Structural Modification of Daptomycin to Allow Anti-Pseudomonas Activity

Period of Performance: 08/01/2016 - 07/31/2017


Phase 1 SBIR

Recipient Firm

Hsiri Therapeutics, LLC
Principal Investigator
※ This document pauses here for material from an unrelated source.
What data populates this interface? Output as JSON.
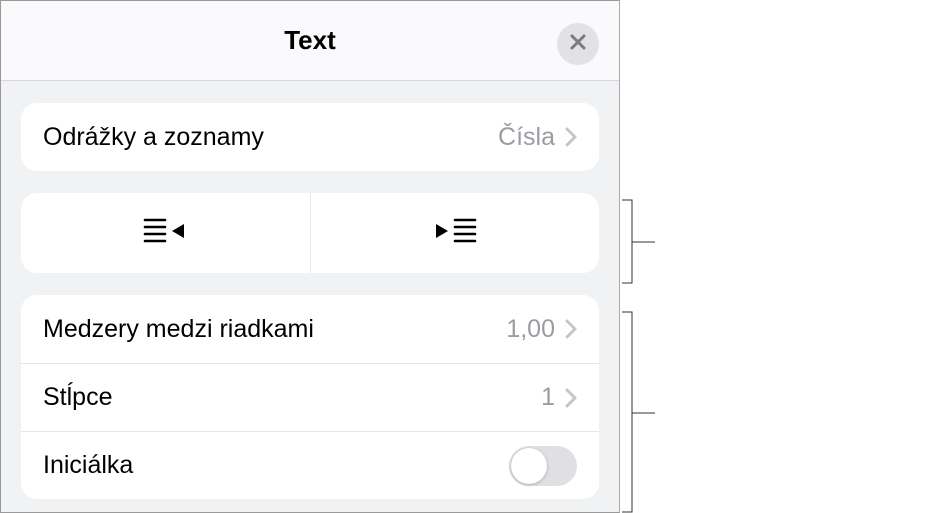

? DESCRIPTION (provided by applicant): Pseudomonas is a common aerobic, gram-negative, coccobacillis. Current concerns with P. aeruginosa are both the frequency of the organism as a very common cause of nosocomial pneumonia and the emerging difficulty in treating it. Since the advent of antibiotics, P. aeruginosa has developed progressive resistance to the usual treatments. The siderophore (iron carrier) molecule targeting technology translates P. aeruginosa's obligate iron needs and mechanisms for iron foraging into a therapeutic agent. Bacterial iron acquisition is essential for pathogenicity and provides an attractive and little-use target for developing microbe-selective therapeutics. Because of selective siderophore recognition and transport needed for bacterial growth advantage, we will test a siderophore previously shown to be active in targeting antibiotics to pseudomonas. Many attempts at siderophore targeting have failed because of poor structural matching of the siderophore to the native ligands. Hsiri Therapeutics' chemists have put molecular recognition as the primary criterion for designing sideromycin-antibiotic conjugates. By these methods, Hsiri Therapeutics, LLC has recently demonstrated that the previously gram-positive specific antibiotic, daptomycin, can be modified for treatment against the gram-negative bacterium, Acinetobacter baumannii. This transformation was done with the addition of a targeting molecule, a siderophore compound, to the daptomycin molecule. The siderophore linked to the daptomycin was designed to be specific for acinetobacter and this specificity was achieved. In like manner, Hsiri scientists have designed an antibiotic substitution that targets Pseudomonas aeruginosa. This proposal would support the synthesis of this agent and the initial characterization of the compound in vitro and in vivo. Our approach through four specific aims will be to extend the work we have done with the tripodal catecholate - entereobactin mimetic with beta-lactam antibiotics and extend it to daptomycin. Once purified, this new molecule will be assessed with standard methods for both in vitro and in vivo activity. Additionally, detailed tolerability in mic will be evaluated with this compound and a bacterial clearance study (aka bacterial burden study) will be done to ensure full bacterial killing and clearance in an experimental murine sepsis model with pseudomonas.